(Data records)
┄┄┄┄┄┄┄┄┄┄
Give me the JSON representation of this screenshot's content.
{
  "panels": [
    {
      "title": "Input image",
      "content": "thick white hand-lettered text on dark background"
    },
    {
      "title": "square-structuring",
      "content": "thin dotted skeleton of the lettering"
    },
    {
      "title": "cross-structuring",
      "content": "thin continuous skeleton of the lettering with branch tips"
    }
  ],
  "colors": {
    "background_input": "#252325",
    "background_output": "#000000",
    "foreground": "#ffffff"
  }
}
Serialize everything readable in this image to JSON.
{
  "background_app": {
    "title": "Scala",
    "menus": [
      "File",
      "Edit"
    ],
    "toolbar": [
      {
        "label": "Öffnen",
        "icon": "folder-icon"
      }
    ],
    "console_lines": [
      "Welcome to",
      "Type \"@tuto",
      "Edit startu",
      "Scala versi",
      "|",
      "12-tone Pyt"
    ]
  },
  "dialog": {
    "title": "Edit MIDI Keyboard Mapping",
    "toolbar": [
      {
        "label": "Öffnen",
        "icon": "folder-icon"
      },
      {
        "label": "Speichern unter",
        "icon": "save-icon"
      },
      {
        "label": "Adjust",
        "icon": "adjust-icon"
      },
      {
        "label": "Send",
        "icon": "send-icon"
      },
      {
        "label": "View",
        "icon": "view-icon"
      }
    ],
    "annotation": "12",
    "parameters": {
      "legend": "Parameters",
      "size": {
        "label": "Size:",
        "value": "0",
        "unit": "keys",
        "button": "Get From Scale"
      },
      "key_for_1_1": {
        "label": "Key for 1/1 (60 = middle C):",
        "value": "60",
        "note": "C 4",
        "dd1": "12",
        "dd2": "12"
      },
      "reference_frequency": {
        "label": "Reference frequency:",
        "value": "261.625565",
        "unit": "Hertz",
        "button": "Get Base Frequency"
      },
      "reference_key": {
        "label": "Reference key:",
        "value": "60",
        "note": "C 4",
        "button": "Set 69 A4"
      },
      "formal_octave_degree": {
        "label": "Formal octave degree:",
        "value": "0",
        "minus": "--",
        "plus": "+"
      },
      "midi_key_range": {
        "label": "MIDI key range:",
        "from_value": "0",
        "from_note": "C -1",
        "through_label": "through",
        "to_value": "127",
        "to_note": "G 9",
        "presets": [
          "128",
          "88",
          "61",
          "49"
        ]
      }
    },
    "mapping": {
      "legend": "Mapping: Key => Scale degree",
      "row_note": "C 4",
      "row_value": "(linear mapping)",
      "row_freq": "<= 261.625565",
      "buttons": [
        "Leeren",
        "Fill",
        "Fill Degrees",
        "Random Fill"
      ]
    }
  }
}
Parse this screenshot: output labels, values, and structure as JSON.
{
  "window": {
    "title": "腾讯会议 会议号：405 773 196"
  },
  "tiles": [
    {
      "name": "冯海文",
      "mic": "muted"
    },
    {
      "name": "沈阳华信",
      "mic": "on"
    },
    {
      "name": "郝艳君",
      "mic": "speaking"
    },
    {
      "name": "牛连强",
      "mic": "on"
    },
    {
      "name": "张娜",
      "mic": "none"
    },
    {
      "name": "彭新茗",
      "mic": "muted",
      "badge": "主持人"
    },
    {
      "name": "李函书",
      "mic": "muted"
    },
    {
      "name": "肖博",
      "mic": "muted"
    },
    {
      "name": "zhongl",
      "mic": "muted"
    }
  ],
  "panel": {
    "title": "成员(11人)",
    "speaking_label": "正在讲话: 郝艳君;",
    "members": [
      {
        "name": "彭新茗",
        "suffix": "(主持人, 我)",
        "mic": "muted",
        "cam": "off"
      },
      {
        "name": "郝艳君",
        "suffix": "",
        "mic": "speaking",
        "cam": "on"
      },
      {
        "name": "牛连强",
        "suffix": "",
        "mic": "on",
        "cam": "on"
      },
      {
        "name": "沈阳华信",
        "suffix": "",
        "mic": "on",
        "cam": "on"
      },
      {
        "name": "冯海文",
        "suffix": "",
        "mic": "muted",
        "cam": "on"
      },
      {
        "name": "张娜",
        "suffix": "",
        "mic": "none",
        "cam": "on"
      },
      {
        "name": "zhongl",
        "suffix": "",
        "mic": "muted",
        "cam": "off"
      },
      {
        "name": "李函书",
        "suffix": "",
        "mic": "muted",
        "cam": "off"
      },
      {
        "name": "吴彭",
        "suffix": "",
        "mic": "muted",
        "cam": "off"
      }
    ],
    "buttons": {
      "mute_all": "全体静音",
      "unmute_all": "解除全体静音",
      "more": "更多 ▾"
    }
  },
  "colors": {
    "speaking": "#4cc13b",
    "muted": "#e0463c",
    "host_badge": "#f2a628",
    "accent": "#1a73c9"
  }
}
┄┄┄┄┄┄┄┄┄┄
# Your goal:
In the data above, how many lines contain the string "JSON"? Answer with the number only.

# Written solution:
3